In the beginning
Although it was not built until 1930, plans to build a large, modern hotel in downtown Pratt had been discussed since 1925. Several hotels — the Briggs at the corner of Fourth and Main and the Calbeck just across the street, the Maxfield where the current KFC sits, the Central at 120 West Third, and several smaller facilities — were already operating, but with the potential for conventions at the new Municipal Building, interest in another hotel was high. A hotel committee was appointed by the Pratt Chamber of Commerce early in 1929 and plans for a four-story structure, costing approximately $200,000 were drawn up. By October the hotel-on-paper had grown to seven stories and its price tag increased to a quarter-million. The Chamber of Commerce financed the property and gave it to the hotel committee.

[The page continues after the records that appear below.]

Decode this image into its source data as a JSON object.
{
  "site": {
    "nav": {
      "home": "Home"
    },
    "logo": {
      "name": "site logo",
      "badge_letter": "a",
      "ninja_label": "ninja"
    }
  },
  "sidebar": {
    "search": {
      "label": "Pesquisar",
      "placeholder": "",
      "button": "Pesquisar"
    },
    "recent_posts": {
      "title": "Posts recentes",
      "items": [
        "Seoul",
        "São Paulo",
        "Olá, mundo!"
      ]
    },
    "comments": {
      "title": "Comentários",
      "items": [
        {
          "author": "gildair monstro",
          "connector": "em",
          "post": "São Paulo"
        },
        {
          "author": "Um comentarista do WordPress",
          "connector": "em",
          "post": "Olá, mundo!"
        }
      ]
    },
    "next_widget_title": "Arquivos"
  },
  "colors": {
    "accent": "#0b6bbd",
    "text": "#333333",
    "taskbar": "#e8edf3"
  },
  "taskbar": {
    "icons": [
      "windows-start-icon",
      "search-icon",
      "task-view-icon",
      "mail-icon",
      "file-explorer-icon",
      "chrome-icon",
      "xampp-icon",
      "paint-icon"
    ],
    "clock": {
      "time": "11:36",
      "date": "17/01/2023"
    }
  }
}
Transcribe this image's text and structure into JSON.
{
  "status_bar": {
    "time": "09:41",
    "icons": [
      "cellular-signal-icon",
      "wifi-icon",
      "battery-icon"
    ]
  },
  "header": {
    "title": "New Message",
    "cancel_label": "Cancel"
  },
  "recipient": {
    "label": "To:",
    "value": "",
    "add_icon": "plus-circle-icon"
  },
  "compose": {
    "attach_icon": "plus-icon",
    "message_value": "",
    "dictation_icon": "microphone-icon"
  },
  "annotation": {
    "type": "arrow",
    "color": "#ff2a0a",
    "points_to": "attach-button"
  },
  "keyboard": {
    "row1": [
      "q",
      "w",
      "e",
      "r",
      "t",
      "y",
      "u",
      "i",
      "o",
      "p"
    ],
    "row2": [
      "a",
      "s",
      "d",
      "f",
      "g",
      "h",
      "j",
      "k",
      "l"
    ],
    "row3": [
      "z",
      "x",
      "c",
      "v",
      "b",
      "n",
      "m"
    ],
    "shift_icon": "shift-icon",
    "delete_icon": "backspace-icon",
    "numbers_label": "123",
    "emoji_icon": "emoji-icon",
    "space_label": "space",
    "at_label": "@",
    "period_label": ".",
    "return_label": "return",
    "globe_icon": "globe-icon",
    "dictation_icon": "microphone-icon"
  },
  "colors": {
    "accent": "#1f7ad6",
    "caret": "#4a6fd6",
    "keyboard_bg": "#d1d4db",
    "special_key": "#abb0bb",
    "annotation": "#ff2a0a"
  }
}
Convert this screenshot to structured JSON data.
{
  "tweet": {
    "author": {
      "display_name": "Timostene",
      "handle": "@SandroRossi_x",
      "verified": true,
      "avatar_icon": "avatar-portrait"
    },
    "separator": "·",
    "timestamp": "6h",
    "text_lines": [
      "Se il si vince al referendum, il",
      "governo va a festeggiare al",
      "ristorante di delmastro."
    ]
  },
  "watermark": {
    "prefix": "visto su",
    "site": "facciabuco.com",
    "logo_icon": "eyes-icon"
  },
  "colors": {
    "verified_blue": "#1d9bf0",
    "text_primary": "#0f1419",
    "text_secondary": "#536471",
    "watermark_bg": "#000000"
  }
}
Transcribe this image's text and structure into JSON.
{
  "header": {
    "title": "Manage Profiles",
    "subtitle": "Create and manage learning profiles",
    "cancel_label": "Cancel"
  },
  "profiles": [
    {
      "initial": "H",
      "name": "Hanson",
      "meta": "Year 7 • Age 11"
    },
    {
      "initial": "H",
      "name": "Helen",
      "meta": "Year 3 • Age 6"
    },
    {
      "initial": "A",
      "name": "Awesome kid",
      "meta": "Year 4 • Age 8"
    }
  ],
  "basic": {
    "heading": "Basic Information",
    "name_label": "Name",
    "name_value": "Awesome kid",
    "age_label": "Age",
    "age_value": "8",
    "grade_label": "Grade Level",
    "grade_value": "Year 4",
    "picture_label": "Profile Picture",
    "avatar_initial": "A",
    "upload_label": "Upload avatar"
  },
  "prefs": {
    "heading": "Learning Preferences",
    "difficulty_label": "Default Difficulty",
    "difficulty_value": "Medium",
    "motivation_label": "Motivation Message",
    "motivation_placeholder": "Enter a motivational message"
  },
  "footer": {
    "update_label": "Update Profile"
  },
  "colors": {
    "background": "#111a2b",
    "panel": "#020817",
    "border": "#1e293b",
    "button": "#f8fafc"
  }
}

A skyscraper emerges
The Pratt Hotel Company Inc., headed by Pratt Union editor S.P. Gebhart, offered 14,000 shares of stock at $10 per share to finance a loan of $110,000. Excavation began on Jan. 3, 1930, and in spite of a very cold winter, progress was made at the rate of a floor a week. The building, eight stories high by then, was completed in six months, but a grand opening was delayed until September. More than 3,000 entries were received in a contest to name the hotel. Gebhart was the most popular, in honor of the hotel’s number one promoter, but he declined the honor. The Roberts, honoring Forrest Roberts, who had leased the building for 15 years with a 25-year option and would be its first manager, suggested by six people, was the winner. Other suggestions included Royalview, Hoover, Taft, Prattonian, The Cannonball and Kansas Jackrabbit.

A national Depression
With only two floors completely finished, the hotel opened for business in June. Room rates were $1.75 for rooms with a lavatory and stool and $2.50 for rooms with a complete bathroom. The hotel contained 85 guest rooms, three apartments, a Grill Room, barber shop, drug store, and a ballroom and was considered the ultimate in luxury.
The hotel lost $500 in the first month but made $750 the next month. The Pratt Hotel Company failed to reach its goal of $120,000 and the Elson Construction Company assumed ownership in 1933.
“In retrospect, it is obvious that in view of world economic events the timing was completely wrong, but if these loyal citizens (shareholders) had not invested in the project it would have never been completed. Their faith in Pratt was strong,” Dorotha Giannangelo wrote in “Did You Know — Stories of Pratt County Kansas.”

The end?
Monte “C.C.” Parrish of Great Bend purchased and renamed the hotel in 1957 and operated it until 1974. Gary Dunnegan had some ideas for remodeling that were never realized, and since the late 1980s the building has been owned by The Peoples Bank.
“We took it over with the idea some day we would find a use for it, and that day hasn’t come yet,” Howard Loomis, chairman of the Board of Directors, said.
Vacant for nearly 20 years, it housed an ice cream shop, a fabric shop and an office for a railroad workers’ union in its post-hotel period. From time to time, rumors surface of the hotel’s development as apartments with convenient downtown access for seniors, a fitness center or for other uses, but for now the “prairie skyscraper” awaits a vision.
Built of reinforced concrete, Loomis says the building is indestructible.